### [Work to be completed]
Among the records that follow, find each line holding the word "value" and copy it.

### [Task data]
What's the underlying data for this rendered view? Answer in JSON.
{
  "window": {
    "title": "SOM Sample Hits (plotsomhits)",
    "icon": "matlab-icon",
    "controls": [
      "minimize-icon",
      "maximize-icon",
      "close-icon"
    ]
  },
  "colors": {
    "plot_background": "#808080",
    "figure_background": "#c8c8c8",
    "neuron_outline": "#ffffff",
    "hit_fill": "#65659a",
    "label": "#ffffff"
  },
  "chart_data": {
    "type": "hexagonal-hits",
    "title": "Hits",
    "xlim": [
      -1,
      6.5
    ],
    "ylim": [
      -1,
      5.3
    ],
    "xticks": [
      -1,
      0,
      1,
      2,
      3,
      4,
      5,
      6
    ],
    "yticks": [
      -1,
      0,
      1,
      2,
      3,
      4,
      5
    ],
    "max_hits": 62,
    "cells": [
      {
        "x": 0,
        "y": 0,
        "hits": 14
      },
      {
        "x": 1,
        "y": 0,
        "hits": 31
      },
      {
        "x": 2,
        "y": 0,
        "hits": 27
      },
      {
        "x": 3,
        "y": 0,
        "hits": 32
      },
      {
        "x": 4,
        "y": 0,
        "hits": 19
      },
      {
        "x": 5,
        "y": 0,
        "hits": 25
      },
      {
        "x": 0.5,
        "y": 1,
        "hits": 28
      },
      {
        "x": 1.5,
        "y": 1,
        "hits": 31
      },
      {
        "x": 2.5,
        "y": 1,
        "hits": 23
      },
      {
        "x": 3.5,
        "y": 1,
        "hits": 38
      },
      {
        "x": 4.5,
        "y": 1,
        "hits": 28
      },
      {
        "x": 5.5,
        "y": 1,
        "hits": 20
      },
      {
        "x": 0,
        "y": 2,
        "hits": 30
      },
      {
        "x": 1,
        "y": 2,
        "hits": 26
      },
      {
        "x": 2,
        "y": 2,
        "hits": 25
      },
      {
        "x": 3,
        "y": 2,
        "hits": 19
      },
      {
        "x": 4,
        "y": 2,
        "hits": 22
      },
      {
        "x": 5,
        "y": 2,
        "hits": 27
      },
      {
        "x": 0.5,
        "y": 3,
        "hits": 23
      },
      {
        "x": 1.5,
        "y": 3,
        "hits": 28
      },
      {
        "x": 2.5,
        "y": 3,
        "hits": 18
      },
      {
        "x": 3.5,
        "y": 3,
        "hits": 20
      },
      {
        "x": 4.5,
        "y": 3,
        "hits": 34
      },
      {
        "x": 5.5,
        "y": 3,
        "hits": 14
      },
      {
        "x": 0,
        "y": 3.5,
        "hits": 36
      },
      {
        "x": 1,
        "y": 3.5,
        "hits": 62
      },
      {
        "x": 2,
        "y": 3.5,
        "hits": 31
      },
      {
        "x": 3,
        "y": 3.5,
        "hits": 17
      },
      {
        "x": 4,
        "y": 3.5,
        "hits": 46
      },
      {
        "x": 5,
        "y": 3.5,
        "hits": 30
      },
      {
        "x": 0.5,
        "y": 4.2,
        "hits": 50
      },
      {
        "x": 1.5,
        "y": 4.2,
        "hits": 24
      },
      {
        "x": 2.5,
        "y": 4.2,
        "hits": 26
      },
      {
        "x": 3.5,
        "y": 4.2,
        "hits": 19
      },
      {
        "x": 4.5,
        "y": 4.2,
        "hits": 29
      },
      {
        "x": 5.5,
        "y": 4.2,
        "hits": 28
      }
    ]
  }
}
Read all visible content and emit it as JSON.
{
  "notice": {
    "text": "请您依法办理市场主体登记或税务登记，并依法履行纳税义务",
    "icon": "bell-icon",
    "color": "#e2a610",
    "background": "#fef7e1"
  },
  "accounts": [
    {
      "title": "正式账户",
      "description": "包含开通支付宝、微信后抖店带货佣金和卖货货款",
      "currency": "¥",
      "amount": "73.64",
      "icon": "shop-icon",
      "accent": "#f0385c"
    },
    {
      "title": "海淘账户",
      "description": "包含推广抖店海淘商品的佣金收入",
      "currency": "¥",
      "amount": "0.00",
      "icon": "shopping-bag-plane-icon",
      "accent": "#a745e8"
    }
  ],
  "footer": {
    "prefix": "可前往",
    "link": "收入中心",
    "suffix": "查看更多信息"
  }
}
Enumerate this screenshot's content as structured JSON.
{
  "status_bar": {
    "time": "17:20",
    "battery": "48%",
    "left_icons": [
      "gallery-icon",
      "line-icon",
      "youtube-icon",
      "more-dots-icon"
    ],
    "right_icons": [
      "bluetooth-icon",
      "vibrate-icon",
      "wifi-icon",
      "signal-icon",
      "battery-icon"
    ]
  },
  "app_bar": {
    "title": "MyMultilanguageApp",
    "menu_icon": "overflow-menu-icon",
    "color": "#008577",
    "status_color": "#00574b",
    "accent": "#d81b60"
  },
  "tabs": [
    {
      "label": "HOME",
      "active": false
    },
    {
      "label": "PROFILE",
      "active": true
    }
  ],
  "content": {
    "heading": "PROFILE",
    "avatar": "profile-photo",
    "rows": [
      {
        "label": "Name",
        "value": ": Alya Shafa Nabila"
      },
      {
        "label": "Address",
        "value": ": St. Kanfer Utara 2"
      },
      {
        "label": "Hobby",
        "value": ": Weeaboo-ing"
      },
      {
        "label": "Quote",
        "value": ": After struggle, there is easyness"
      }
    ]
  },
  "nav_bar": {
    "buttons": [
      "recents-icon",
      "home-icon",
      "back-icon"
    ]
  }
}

### [Worked solution]
        "value": ": Alya Shafa Nabila"
        "value": ": St. Kanfer Utara 2"
        "value": ": Weeaboo-ing"
        "value": ": After struggle, there is easyness"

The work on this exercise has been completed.